TASK INPUTS Block Start

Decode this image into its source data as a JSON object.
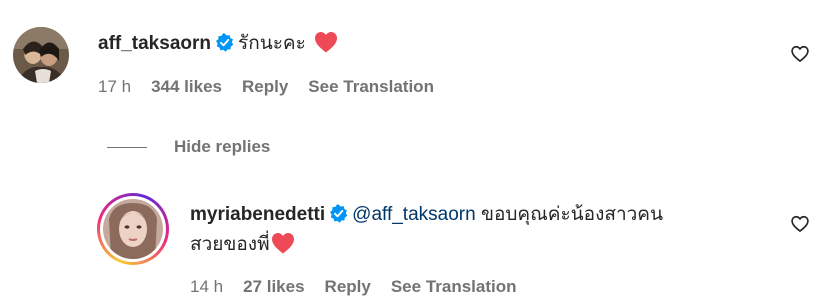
{
  "comments": [
    {
      "username": "aff_taksaorn",
      "verified": true,
      "text": "รักนะคะ",
      "has_heart": true,
      "time": "17 h",
      "likes": "344 likes",
      "reply": "Reply",
      "translate": "See Translation",
      "icon": "heart-outline-icon"
    }
  ],
  "replies_toggle": {
    "label": "Hide replies"
  },
  "replies": [
    {
      "username": "myriabenedetti",
      "verified": true,
      "mention": "@aff_taksaorn",
      "text_line1": "ขอบคุณค่ะน้องสาวคน",
      "text_line2": "สวยของพี่",
      "has_heart": true,
      "time": "14 h",
      "likes": "27 likes",
      "reply": "Reply",
      "translate": "See Translation",
      "icon": "heart-outline-icon"
    }
  ],
  "colors": {
    "verified": "#0095f6",
    "heart": "#ed4956",
    "meta_text": "#737373",
    "mention": "#00376b"
  }
}
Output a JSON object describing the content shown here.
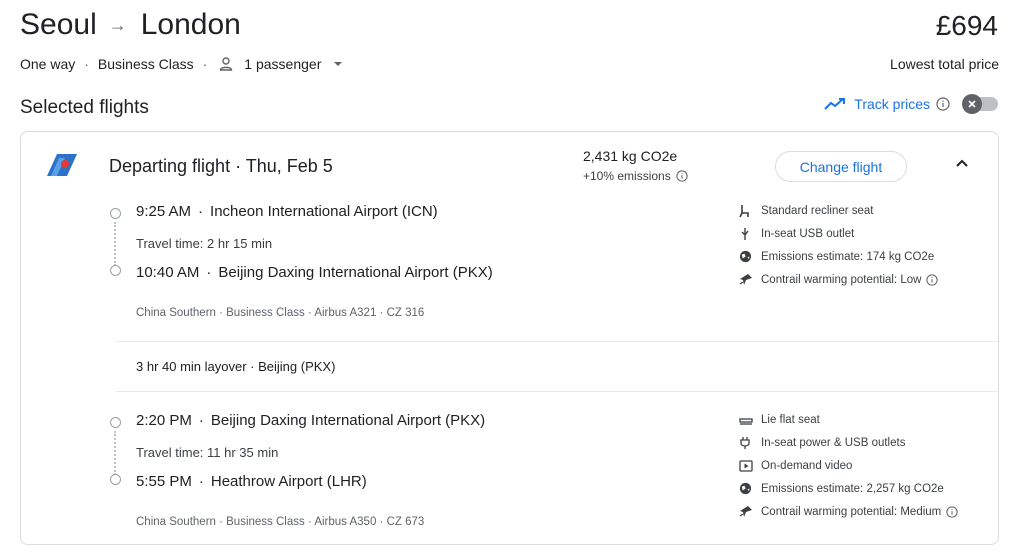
{
  "header": {
    "origin": "Seoul",
    "arrow": "→",
    "destination": "London",
    "price": "£694",
    "price_label": "Lowest total price",
    "trip_type": "One way",
    "cabin": "Business Class",
    "passengers": "1 passenger"
  },
  "section": {
    "title": "Selected flights",
    "track_label": "Track prices"
  },
  "departing": {
    "title": "Departing flight · Thu, Feb 5",
    "co2": "2,431 kg CO2e",
    "emissions": "+10% emissions",
    "change_button": "Change flight"
  },
  "legs": [
    {
      "dep_time": "9:25 AM",
      "dep_airport": "Incheon International Airport (ICN)",
      "travel_time": "Travel time: 2 hr 15 min",
      "arr_time": "10:40 AM",
      "arr_airport": "Beijing Daxing International Airport (PKX)",
      "details": "China Southern · Business Class · Airbus A321 · CZ 316",
      "amenities": [
        {
          "icon": "seat-icon",
          "label": "Standard recliner seat"
        },
        {
          "icon": "usb-icon",
          "label": "In-seat USB outlet"
        },
        {
          "icon": "globe-icon",
          "label": "Emissions estimate: 174 kg CO2e"
        },
        {
          "icon": "contrail-icon",
          "label": "Contrail warming potential: Low"
        }
      ]
    },
    {
      "dep_time": "2:20 PM",
      "dep_airport": "Beijing Daxing International Airport (PKX)",
      "travel_time": "Travel time: 11 hr 35 min",
      "arr_time": "5:55 PM",
      "arr_airport": "Heathrow Airport (LHR)",
      "details": "China Southern · Business Class · Airbus A350 · CZ 673",
      "amenities": [
        {
          "icon": "lie-flat-seat-icon",
          "label": "Lie flat seat"
        },
        {
          "icon": "power-plug-icon",
          "label": "In-seat power & USB outlets"
        },
        {
          "icon": "video-icon",
          "label": "On-demand video"
        },
        {
          "icon": "globe-icon",
          "label": "Emissions estimate: 2,257 kg CO2e"
        },
        {
          "icon": "contrail-icon",
          "label": "Contrail warming potential: Medium"
        }
      ]
    }
  ],
  "layover": "3 hr 40 min layover · Beijing (PKX)",
  "colors": {
    "accent": "#1a73e8",
    "text": "#202124",
    "secondary": "#5f6368",
    "border": "#dadce0"
  }
}
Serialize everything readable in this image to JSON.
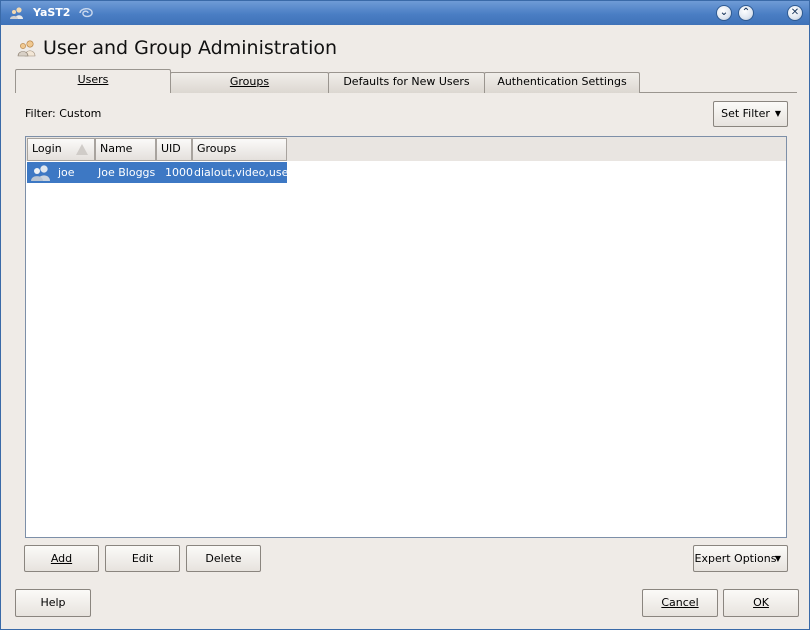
{
  "window": {
    "title": "YaST2"
  },
  "header": {
    "title": "User and Group Administration"
  },
  "tabs": [
    {
      "label": "Users",
      "active": true
    },
    {
      "label": "Groups",
      "active": false
    },
    {
      "label": "Defaults for New Users",
      "active": false
    },
    {
      "label": "Authentication Settings",
      "active": false
    }
  ],
  "filter": {
    "label": "Filter: Custom",
    "button": "Set Filter"
  },
  "table": {
    "columns": [
      "Login",
      "Name",
      "UID",
      "Groups"
    ],
    "rows": [
      {
        "login": "joe",
        "name": "Joe Bloggs",
        "uid": "1000",
        "groups": "dialout,video,users",
        "selected": true,
        "icon": "users-icon"
      }
    ]
  },
  "actions": {
    "add": "Add",
    "edit": "Edit",
    "delete": "Delete",
    "expert": "Expert Options"
  },
  "footer": {
    "help": "Help",
    "cancel": "Cancel",
    "ok": "OK"
  },
  "colors": {
    "titlebar": "#4a7ec4",
    "selection": "#3d78c4",
    "window_bg": "#efebe7"
  }
}
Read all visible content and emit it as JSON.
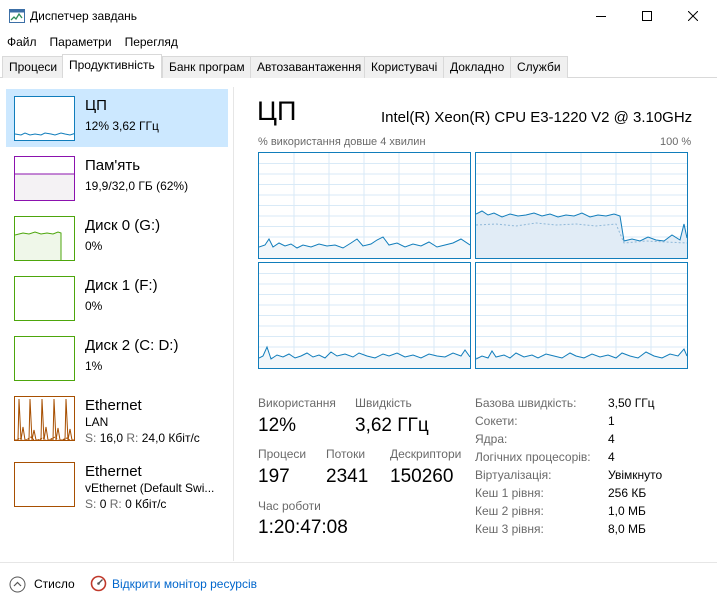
{
  "window": {
    "title": "Диспетчер завдань"
  },
  "menu": [
    "Файл",
    "Параметри",
    "Перегляд"
  ],
  "tabs": [
    "Процеси",
    "Продуктивність",
    "Банк програм",
    "Автозавантаження",
    "Користувачі",
    "Докладно",
    "Служби"
  ],
  "active_tab": "Продуктивність",
  "sidebar": {
    "cpu": {
      "title": "ЦП",
      "sub": "12% 3,62 ГГц",
      "color": "#117dbb"
    },
    "memory": {
      "title": "Пам'ять",
      "sub": "19,9/32,0 ГБ (62%)",
      "color": "#8b12ae"
    },
    "disk0": {
      "title": "Диск 0 (G:)",
      "sub": "0%",
      "color": "#4da60c"
    },
    "disk1": {
      "title": "Диск 1 (F:)",
      "sub": "0%",
      "color": "#4da60c"
    },
    "disk2": {
      "title": "Диск 2 (C: D:)",
      "sub": "1%",
      "color": "#4da60c"
    },
    "eth1": {
      "title": "Ethernet",
      "line1": "LAN",
      "s_label": "S:",
      "s_value": "16,0",
      "r_label": "R:",
      "r_value": "24,0 Кбіт/с",
      "color": "#a74f01"
    },
    "eth2": {
      "title": "Ethernet",
      "line1": "vEthernet (Default Swi...",
      "s_label": "S:",
      "s_value": "0",
      "r_label": "R:",
      "r_value": "0 Кбіт/с",
      "color": "#a74f01"
    }
  },
  "panel": {
    "heading": "ЦП",
    "model": "Intel(R) Xeon(R) CPU E3-1220 V2 @ 3.10GHz",
    "graph_caption": "% використання довше 4 хвилин",
    "graph_max": "100 %",
    "usage_label": "Використання",
    "usage_value": "12%",
    "speed_label": "Швидкість",
    "speed_value": "3,62 ГГц",
    "processes_label": "Процеси",
    "processes_value": "197",
    "threads_label": "Потоки",
    "threads_value": "2341",
    "handles_label": "Дескриптори",
    "handles_value": "150260",
    "uptime_label": "Час роботи",
    "uptime_value": "1:20:47:08",
    "info": [
      {
        "label": "Базова швидкість:",
        "value": "3,50 ГГц"
      },
      {
        "label": "Сокети:",
        "value": "1"
      },
      {
        "label": "Ядра:",
        "value": "4"
      },
      {
        "label": "Логічних процесорів:",
        "value": "4"
      },
      {
        "label": "Віртуалізація:",
        "value": "Увімкнуто"
      },
      {
        "label": "Кеш 1 рівня:",
        "value": "256 КБ"
      },
      {
        "label": "Кеш 2 рівня:",
        "value": "1,0 МБ"
      },
      {
        "label": "Кеш 3 рівня:",
        "value": "8,0 МБ"
      }
    ]
  },
  "footer": {
    "fewer_details": "Стисло",
    "monitor_link": "Відкрити монітор ресурсів"
  }
}
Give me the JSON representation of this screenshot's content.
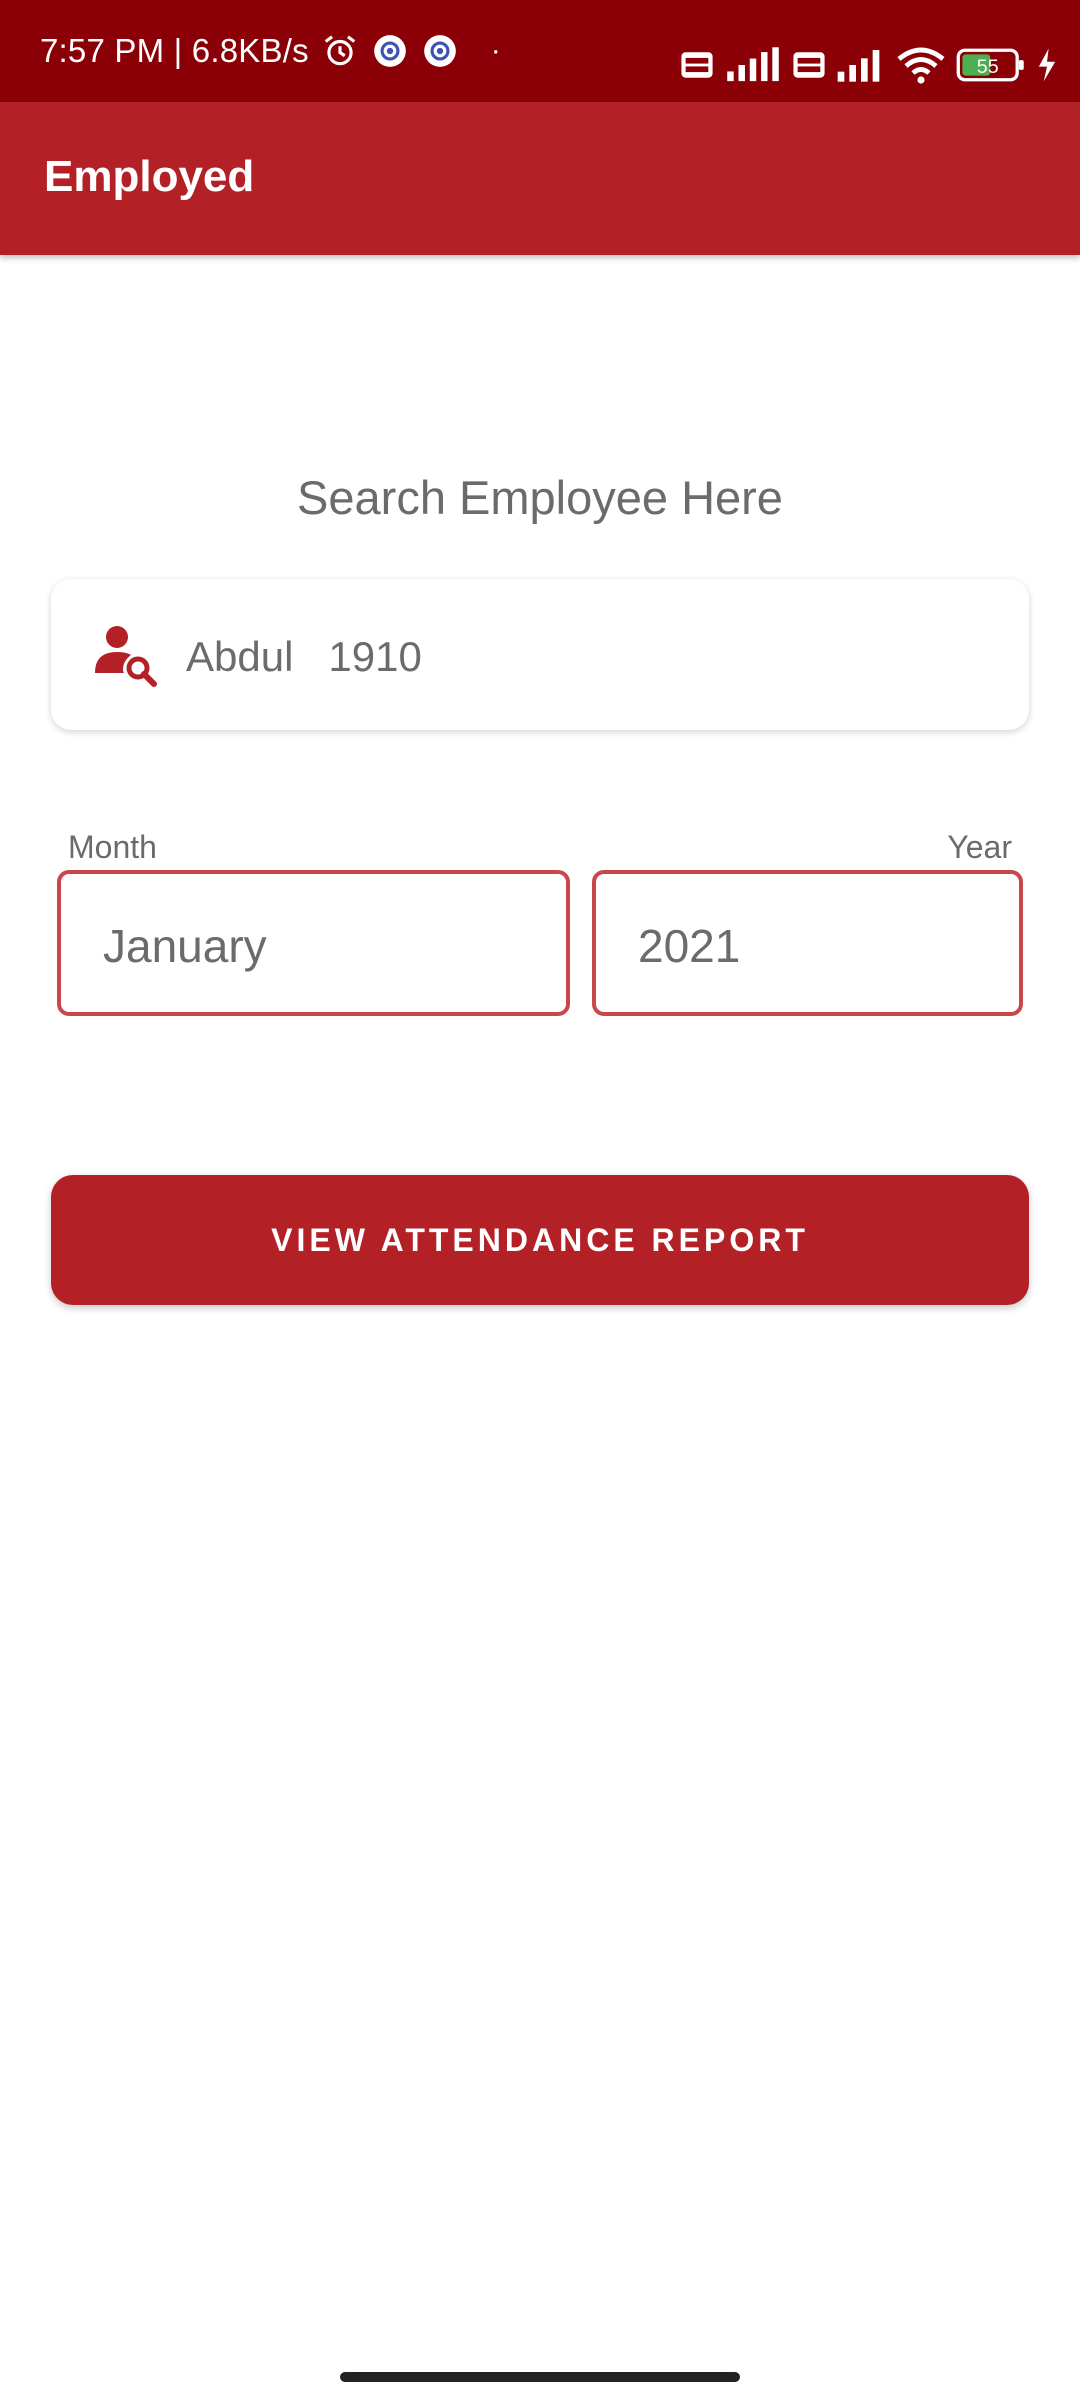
{
  "status_bar": {
    "time": "7:57 PM | 6.8KB/s",
    "dot": "·",
    "battery_level": "55",
    "icons": [
      "alarm-icon",
      "app-notification-icon",
      "app-notification-icon",
      "volte-icon",
      "4g-signal-icon",
      "volte-icon",
      "signal-icon",
      "wifi-icon",
      "battery-icon",
      "charging-icon"
    ]
  },
  "app_bar": {
    "title": "Employed"
  },
  "search": {
    "heading": "Search Employee Here",
    "value": "Abdul   1910",
    "icon": "user-search-icon"
  },
  "month": {
    "label": "Month",
    "value": "January"
  },
  "year": {
    "label": "Year",
    "value": "2021"
  },
  "actions": {
    "report_label": "VIEW ATTENDANCE REPORT"
  },
  "colors": {
    "status_bar": "#8b0007",
    "primary": "#b32025",
    "field_border": "#c9474c",
    "text_grey": "#6b6b6b",
    "battery_fill": "#4caf50"
  }
}
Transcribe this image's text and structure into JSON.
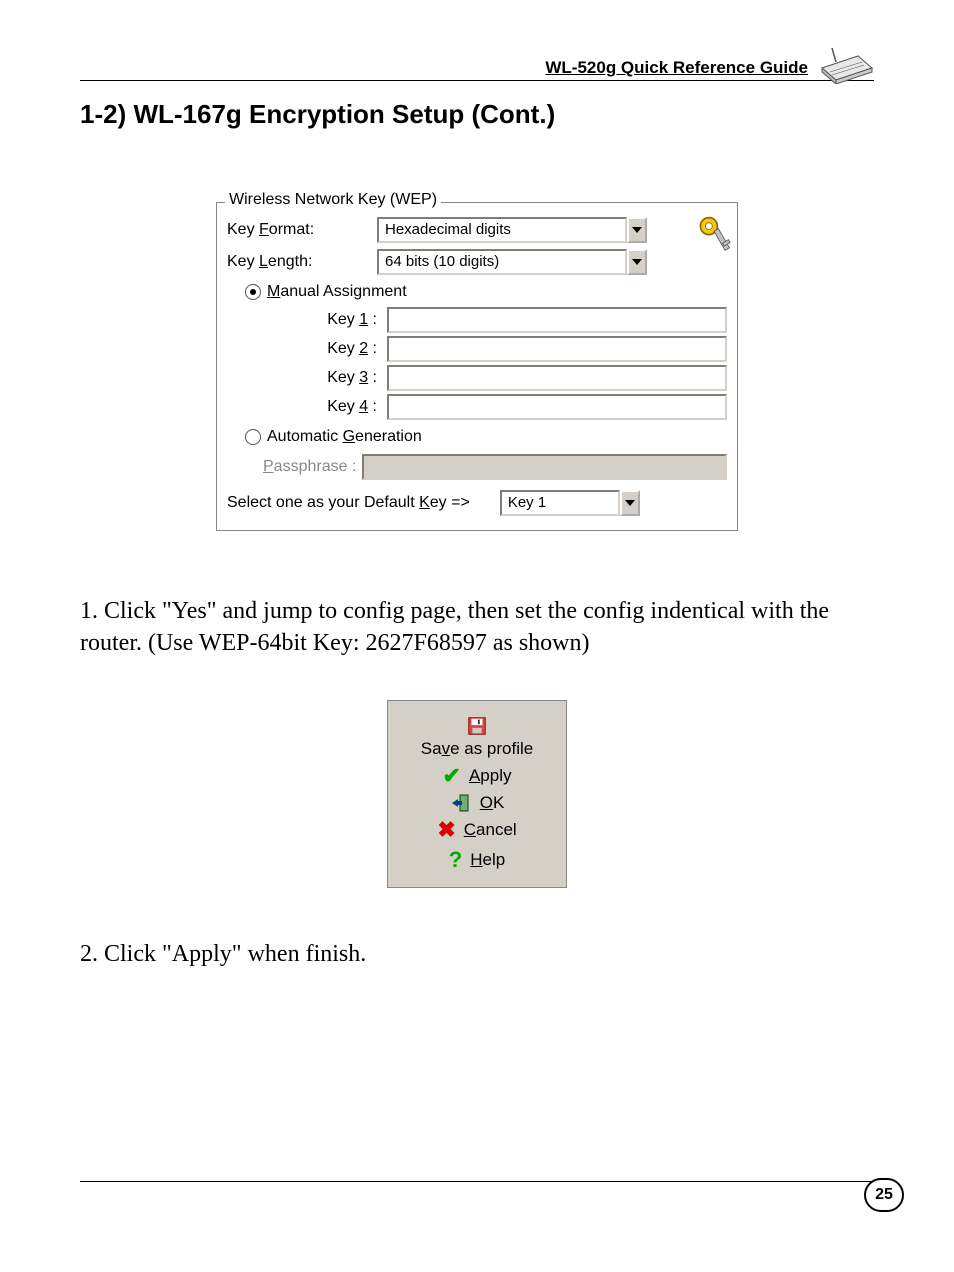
{
  "header": {
    "guide_title": "WL-520g Quick Reference Guide"
  },
  "section": {
    "title": "1-2) WL-167g Encryption Setup (Cont.)"
  },
  "dialog": {
    "legend": "Wireless Network Key (WEP)",
    "key_format_label": "Key Format:",
    "key_format_value": "Hexadecimal digits",
    "key_length_label": "Key Length:",
    "key_length_value": "64 bits (10 digits)",
    "manual_label": "Manual Assignment",
    "key1_label": "Key 1 :",
    "key2_label": "Key 2 :",
    "key3_label": "Key 3 :",
    "key4_label": "Key 4 :",
    "auto_label": "Automatic Generation",
    "passphrase_label": "Passphrase :",
    "default_label": "Select one as your Default Key =>",
    "default_value": "Key 1"
  },
  "instructions": {
    "step1": "1. Click \"Yes\" and jump to config page, then set the config indentical with the router. (Use WEP-64bit Key: 2627F68597 as shown)",
    "step2": "2. Click \"Apply\" when finish."
  },
  "buttons": {
    "save": "Save as profile",
    "apply": "Apply",
    "ok": "OK",
    "cancel": "Cancel",
    "help": "Help"
  },
  "page_number": "25"
}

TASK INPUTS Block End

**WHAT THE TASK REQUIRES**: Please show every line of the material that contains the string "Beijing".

**SOLUTION FOR THIS PROBLEM**:
      "arr_airport": "Beijing Daxing International Airport (PKX)",
      "dep_airport": "Beijing Daxing International Airport (PKX)",
  "layover": "3 hr 40 min layover · Beijing (PKX)",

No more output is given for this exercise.